Your goal => Repeat the entries shown below with every word and mark intact.

Material for the task =>

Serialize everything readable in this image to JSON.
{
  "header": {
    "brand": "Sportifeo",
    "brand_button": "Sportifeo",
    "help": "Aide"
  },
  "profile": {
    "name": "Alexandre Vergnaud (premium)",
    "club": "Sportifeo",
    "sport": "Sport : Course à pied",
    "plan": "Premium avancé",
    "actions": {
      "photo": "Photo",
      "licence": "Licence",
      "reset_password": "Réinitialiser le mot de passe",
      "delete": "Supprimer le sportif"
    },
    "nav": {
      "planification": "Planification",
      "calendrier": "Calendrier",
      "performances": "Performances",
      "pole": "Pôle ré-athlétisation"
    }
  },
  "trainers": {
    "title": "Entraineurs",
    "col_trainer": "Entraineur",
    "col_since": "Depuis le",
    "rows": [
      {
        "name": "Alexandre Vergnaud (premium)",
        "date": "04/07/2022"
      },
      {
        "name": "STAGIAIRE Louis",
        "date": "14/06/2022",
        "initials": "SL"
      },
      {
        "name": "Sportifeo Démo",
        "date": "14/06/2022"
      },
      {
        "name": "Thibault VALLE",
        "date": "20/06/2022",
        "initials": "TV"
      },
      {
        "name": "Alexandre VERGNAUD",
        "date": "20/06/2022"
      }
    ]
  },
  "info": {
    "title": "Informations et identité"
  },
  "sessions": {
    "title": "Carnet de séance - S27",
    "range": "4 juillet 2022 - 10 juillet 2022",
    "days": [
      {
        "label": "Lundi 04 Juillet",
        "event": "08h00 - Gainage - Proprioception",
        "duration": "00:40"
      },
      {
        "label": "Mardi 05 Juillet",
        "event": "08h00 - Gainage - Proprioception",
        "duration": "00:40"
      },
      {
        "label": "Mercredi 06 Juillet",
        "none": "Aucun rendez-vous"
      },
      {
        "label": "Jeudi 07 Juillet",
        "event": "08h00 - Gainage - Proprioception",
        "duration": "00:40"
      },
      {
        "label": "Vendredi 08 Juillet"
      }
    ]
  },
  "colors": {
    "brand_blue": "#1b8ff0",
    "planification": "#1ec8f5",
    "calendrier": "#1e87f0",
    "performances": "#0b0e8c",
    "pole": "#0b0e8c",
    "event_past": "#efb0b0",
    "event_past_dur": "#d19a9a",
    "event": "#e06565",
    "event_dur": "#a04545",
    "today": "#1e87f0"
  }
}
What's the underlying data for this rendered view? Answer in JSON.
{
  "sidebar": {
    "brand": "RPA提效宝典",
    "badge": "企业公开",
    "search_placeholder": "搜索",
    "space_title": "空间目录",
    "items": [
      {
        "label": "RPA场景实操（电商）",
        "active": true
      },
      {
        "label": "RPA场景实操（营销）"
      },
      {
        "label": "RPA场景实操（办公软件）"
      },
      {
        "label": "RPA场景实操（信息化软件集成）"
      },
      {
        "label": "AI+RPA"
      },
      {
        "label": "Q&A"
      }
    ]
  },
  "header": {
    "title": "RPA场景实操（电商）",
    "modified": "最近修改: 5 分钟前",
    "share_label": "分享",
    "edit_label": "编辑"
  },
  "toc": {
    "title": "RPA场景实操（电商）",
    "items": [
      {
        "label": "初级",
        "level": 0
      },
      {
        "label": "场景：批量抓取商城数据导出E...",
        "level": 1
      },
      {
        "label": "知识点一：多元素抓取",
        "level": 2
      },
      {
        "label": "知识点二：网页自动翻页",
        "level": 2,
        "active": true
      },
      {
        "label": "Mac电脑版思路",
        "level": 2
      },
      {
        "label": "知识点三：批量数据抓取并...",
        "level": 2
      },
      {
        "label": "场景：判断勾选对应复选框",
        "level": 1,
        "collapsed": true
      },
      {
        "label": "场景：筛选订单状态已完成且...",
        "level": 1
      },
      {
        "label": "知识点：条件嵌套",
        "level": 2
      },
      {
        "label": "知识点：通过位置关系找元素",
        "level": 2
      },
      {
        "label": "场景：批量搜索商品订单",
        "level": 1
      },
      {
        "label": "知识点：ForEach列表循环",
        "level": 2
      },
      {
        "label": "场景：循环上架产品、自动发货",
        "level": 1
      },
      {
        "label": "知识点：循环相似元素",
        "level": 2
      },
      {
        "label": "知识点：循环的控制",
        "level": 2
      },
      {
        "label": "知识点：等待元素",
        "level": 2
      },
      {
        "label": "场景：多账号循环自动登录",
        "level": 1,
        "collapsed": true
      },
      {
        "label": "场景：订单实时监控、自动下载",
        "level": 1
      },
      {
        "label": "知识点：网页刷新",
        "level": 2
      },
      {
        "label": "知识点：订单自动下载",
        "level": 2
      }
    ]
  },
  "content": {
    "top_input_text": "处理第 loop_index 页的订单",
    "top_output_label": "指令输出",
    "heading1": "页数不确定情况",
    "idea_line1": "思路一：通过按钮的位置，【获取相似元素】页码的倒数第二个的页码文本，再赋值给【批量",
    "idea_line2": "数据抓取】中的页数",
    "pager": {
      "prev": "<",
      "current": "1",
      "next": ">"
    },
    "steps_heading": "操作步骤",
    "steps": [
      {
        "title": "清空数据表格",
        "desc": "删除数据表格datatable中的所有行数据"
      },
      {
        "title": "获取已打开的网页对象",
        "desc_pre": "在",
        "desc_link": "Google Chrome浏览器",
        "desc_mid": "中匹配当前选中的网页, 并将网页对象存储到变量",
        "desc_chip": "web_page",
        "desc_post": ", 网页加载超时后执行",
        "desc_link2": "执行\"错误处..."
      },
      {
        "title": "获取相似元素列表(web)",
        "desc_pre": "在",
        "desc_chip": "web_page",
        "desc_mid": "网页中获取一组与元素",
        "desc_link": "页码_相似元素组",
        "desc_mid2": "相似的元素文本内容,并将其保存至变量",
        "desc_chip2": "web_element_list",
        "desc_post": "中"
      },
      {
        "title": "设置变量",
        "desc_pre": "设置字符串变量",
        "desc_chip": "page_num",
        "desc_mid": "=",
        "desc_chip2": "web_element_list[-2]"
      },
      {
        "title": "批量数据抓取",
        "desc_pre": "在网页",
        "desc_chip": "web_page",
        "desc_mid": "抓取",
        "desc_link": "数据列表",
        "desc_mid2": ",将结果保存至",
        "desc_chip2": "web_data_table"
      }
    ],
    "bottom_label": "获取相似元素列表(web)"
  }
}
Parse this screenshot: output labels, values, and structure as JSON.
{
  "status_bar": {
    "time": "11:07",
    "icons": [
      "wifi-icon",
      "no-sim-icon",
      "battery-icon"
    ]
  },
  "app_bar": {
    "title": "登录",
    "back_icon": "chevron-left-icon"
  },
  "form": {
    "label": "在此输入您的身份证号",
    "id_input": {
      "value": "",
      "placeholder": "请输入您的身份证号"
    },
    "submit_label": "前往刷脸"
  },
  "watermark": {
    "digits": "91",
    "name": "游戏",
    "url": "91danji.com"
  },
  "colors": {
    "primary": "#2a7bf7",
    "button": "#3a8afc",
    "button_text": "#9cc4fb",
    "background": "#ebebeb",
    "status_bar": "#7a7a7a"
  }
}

Answer to this exercise =>
Serialize everything readable in this image to JSON.
{
  "header": {
    "brand": "Sportifeo",
    "brand_button": "Sportifeo",
    "help": "Aide"
  },
  "profile": {
    "name": "Alexandre Vergnaud (premium)",
    "club": "Sportifeo",
    "sport": "Sport : Course à pied",
    "plan": "Premium avancé",
    "actions": {
      "photo": "Photo",
      "licence": "Licence",
      "reset_password": "Réinitialiser le mot de passe",
      "delete": "Supprimer le sportif"
    },
    "nav": {
      "planification": "Planification",
      "calendrier": "Calendrier",
      "performances": "Performances",
      "pole": "Pôle ré-athlétisation"
    }
  },
  "trainers": {
    "title": "Entraineurs",
    "col_trainer": "Entraineur",
    "col_since": "Depuis le",
    "rows": [
      {
        "name": "Alexandre Vergnaud (premium)",
        "date": "04/07/2022"
      },
      {
        "name": "STAGIAIRE Louis",
        "date": "14/06/2022",
        "initials": "SL"
      },
      {
        "name": "Sportifeo Démo",
        "date": "14/06/2022"
      },
      {
        "name": "Thibault VALLE",
        "date": "20/06/2022",
        "initials": "TV"
      },
      {
        "name": "Alexandre VERGNAUD",
        "date": "20/06/2022"
      }
    ]
  },
  "info": {
    "title": "Informations et identité"
  },
  "sessions": {
    "title": "Carnet de séance - S27",
    "range": "4 juillet 2022 - 10 juillet 2022",
    "days": [
      {
        "label": "Lundi 04 Juillet",
        "event": "08h00 - Gainage - Proprioception",
        "duration": "00:40"
      },
      {
        "label": "Mardi 05 Juillet",
        "event": "08h00 - Gainage - Proprioception",
        "duration": "00:40"
      },
      {
        "label": "Mercredi 06 Juillet",
        "none": "Aucun rendez-vous"
      },
      {
        "label": "Jeudi 07 Juillet",
        "event": "08h00 - Gainage - Proprioception",
        "duration": "00:40"
      },
      {
        "label": "Vendredi 08 Juillet"
      }
    ]
  },
  "colors": {
    "brand_blue": "#1b8ff0",
    "planification": "#1ec8f5",
    "calendrier": "#1e87f0",
    "performances": "#0b0e8c",
    "pole": "#0b0e8c",
    "event_past": "#efb0b0",
    "event_past_dur": "#d19a9a",
    "event": "#e06565",
    "event_dur": "#a04545",
    "today": "#1e87f0"
  }
}
What's the underlying data for this rendered view? Answer in JSON.
{
  "sidebar": {
    "brand": "RPA提效宝典",
    "badge": "企业公开",
    "search_placeholder": "搜索",
    "space_title": "空间目录",
    "items": [
      {
        "label": "RPA场景实操（电商）",
        "active": true
      },
      {
        "label": "RPA场景实操（营销）"
      },
      {
        "label": "RPA场景实操（办公软件）"
      },
      {
        "label": "RPA场景实操（信息化软件集成）"
      },
      {
        "label": "AI+RPA"
      },
      {
        "label": "Q&A"
      }
    ]
  },
  "header": {
    "title": "RPA场景实操（电商）",
    "modified": "最近修改: 5 分钟前",
    "share_label": "分享",
    "edit_label": "编辑"
  },
  "toc": {
    "title": "RPA场景实操（电商）",
    "items": [
      {
        "label": "初级",
        "level": 0
      },
      {
        "label": "场景：批量抓取商城数据导出E...",
        "level": 1
      },
      {
        "label": "知识点一：多元素抓取",
        "level": 2
      },
      {
        "label": "知识点二：网页自动翻页",
        "level": 2,
        "active": true
      },
      {
        "label": "Mac电脑版思路",
        "level": 2
      },
      {
        "label": "知识点三：批量数据抓取并...",
        "level": 2
      },
      {
        "label": "场景：判断勾选对应复选框",
        "level": 1,
        "collapsed": true
      },
      {
        "label": "场景：筛选订单状态已完成且...",
        "level": 1
      },
      {
        "label": "知识点：条件嵌套",
        "level": 2
      },
      {
        "label": "知识点：通过位置关系找元素",
        "level": 2
      },
      {
        "label": "场景：批量搜索商品订单",
        "level": 1
      },
      {
        "label": "知识点：ForEach列表循环",
        "level": 2
      },
      {
        "label": "场景：循环上架产品、自动发货",
        "level": 1
      },
      {
        "label": "知识点：循环相似元素",
        "level": 2
      },
      {
        "label": "知识点：循环的控制",
        "level": 2
      },
      {
        "label": "知识点：等待元素",
        "level": 2
      },
      {
        "label": "场景：多账号循环自动登录",
        "level": 1,
        "collapsed": true
      },
      {
        "label": "场景：订单实时监控、自动下载",
        "level": 1
      },
      {
        "label": "知识点：网页刷新",
        "level": 2
      },
      {
        "label": "知识点：订单自动下载",
        "level": 2
      }
    ]
  },
  "content": {
    "top_input_text": "处理第 loop_index 页的订单",
    "top_output_label": "指令输出",
    "heading1": "页数不确定情况",
    "idea_line1": "思路一：通过按钮的位置，【获取相似元素】页码的倒数第二个的页码文本，再赋值给【批量",
    "idea_line2": "数据抓取】中的页数",
    "pager": {
      "prev": "<",
      "current": "1",
      "next": ">"
    },
    "steps_heading": "操作步骤",
    "steps": [
      {
        "title": "清空数据表格",
        "desc": "删除数据表格datatable中的所有行数据"
      },
      {
        "title": "获取已打开的网页对象",
        "desc_pre": "在",
        "desc_link": "Google Chrome浏览器",
        "desc_mid": "中匹配当前选中的网页, 并将网页对象存储到变量",
        "desc_chip": "web_page",
        "desc_post": ", 网页加载超时后执行",
        "desc_link2": "执行\"错误处..."
      },
      {
        "title": "获取相似元素列表(web)",
        "desc_pre": "在",
        "desc_chip": "web_page",
        "desc_mid": "网页中获取一组与元素",
        "desc_link": "页码_相似元素组",
        "desc_mid2": "相似的元素文本内容,并将其保存至变量",
        "desc_chip2": "web_element_list",
        "desc_post": "中"
      },
      {
        "title": "设置变量",
        "desc_pre": "设置字符串变量",
        "desc_chip": "page_num",
        "desc_mid": "=",
        "desc_chip2": "web_element_list[-2]"
      },
      {
        "title": "批量数据抓取",
        "desc_pre": "在网页",
        "desc_chip": "web_page",
        "desc_mid": "抓取",
        "desc_link": "数据列表",
        "desc_mid2": ",将结果保存至",
        "desc_chip2": "web_data_table"
      }
    ],
    "bottom_label": "获取相似元素列表(web)"
  }
}
Parse this screenshot: output labels, values, and structure as JSON.
{
  "status_bar": {
    "time": "11:07",
    "icons": [
      "wifi-icon",
      "no-sim-icon",
      "battery-icon"
    ]
  },
  "app_bar": {
    "title": "登录",
    "back_icon": "chevron-left-icon"
  },
  "form": {
    "label": "在此输入您的身份证号",
    "id_input": {
      "value": "",
      "placeholder": "请输入您的身份证号"
    },
    "submit_label": "前往刷脸"
  },
  "watermark": {
    "digits": "91",
    "name": "游戏",
    "url": "91danji.com"
  },
  "colors": {
    "primary": "#2a7bf7",
    "button": "#3a8afc",
    "button_text": "#9cc4fb",
    "background": "#ebebeb",
    "status_bar": "#7a7a7a"
  }
}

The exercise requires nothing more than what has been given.